Thursday, July 28, 2011

Catching up: Michigan River News; North America's awesome-ist marathon river race and some guy who treaded water 17 hours in Huron

Geez. Looks like we've got some catching up to do!

In June, the Michigan Environmental Council released a report showing that the state’s oldest coal-fired power plants cost $1.5 billion annually in health care costs and damages – the equivalent of $500 annually for a  family. We pay for that in our health care premiums and copays. It is not reflected in our electricity rates, nor is it ever cited by clean energy opponents when they compare the costs of various energy sources. But it should be. Dirty air costs us, new reports increasingly show.

The Mackinac Center is still clinging to the status quo though, prompting this response from some really smart and handsome dude.

If you’re a fan of Michigan’s rivers (and who’s not?) check out the news Michigan River News web site co-founded by my MEC colleague Andrew McGlashen. The coolest river news lately is a Circuit Court ruling that a dam must be fully removed from the Pigeon River, after numerous fish kills. Thanks to our friends at Trout Unlimited’s Michigan chapter for fighting for the ecosystem.

The RiverNews guys will be at the awesome AuSable River Canoe Marathon this weekend. It’s the longest nonstop canoe race in North America, and been part of our pure Michigan summers for 64 years.

Finally, this guy is my hero for the day, 17 hours without a life jacket in Lake Huron, “I have people that depend on me,” he said.


Tuesday, July 5, 2011

The Alamo? Not so much, but bike sharing service in San Antonio was the real thing (and maybe coming to a Michigan city near you?)

This woman does not come with the bike
Our trip to San Antonio would have been much, much different if not for their outstanding new Bcycle service, which allows people to check out bicycles and drop them off at numerous points throughout the city.

We rented cycles three days, pedaling ourselves to the point of heatstroke checking out places like the botanical gardens, the many tremendous Tex-Mex restaurants and the meandering Mission Bike Trail that follows the San Antonio River.

And of course we joined thousands of sweating, sloppy tourists ogling The Alamo, where an IMAX movie and lots of other "educational" materials explained the mission's historic and inspirational role in Americans stealing Texas from the Mexicans  standing up for freedom against the tyranny of Santa Anna.

But the cycles were the most pleasant surprise of the trip, allowing us to tour the city in a way we never otherwise would have been able to.

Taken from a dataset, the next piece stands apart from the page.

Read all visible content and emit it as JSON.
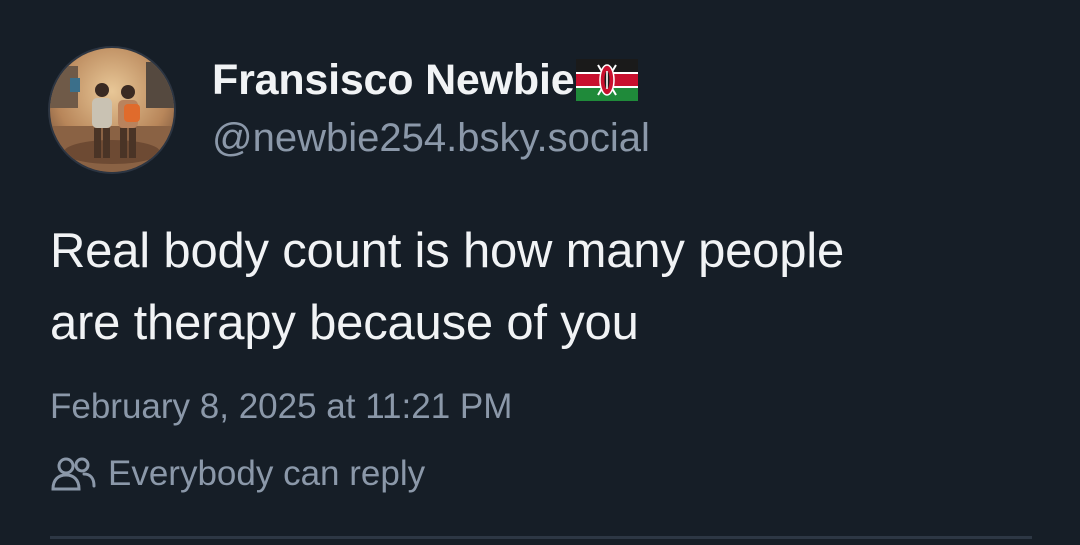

You just insert your credit card and select a bike from the rack. When you’re done, you find another rack (an easy Smart Phone app will locate them for you, but there were plenty of signs in the city too) and slide the bike in an empty slot, where it locks tight until the next user arrives

$10 per bike per day, plus fairly nominal charges for the time you use (the first half hour of every use is free).

My friend and colleague and Lansing City Council candidate  Rory Neuner is among a group trying to bring Bcycle to Lansing. I’ve heard several other Michigan cities are considering such programs, but I don’t know which for sure.

It’ll take some work in Michigan’s cities, which still are designed primarily for cars and NOT for pedestrians or cyclists. But that is changing and Bcycle might help that momentum. Bike lanes, curb cuts, great signage and the Riverwalk all helped make San Antonio’s work.

Honestly, I don’t know if we contributed any more cash to San Antonio’s economy than we would have if the Bcycle rentals weren’t available. But the whole Bcycle experience makes it far more likely that we will return one day. And we can recommend a trip to that town far more enthusiastically than we otherwise would have.

Linked to Michigan’s already outsanding trail networks, bicycle sharing programs in certain areas could be a great, low-impact way to market a region's best cultural, recreational and retail opportunities to visitors.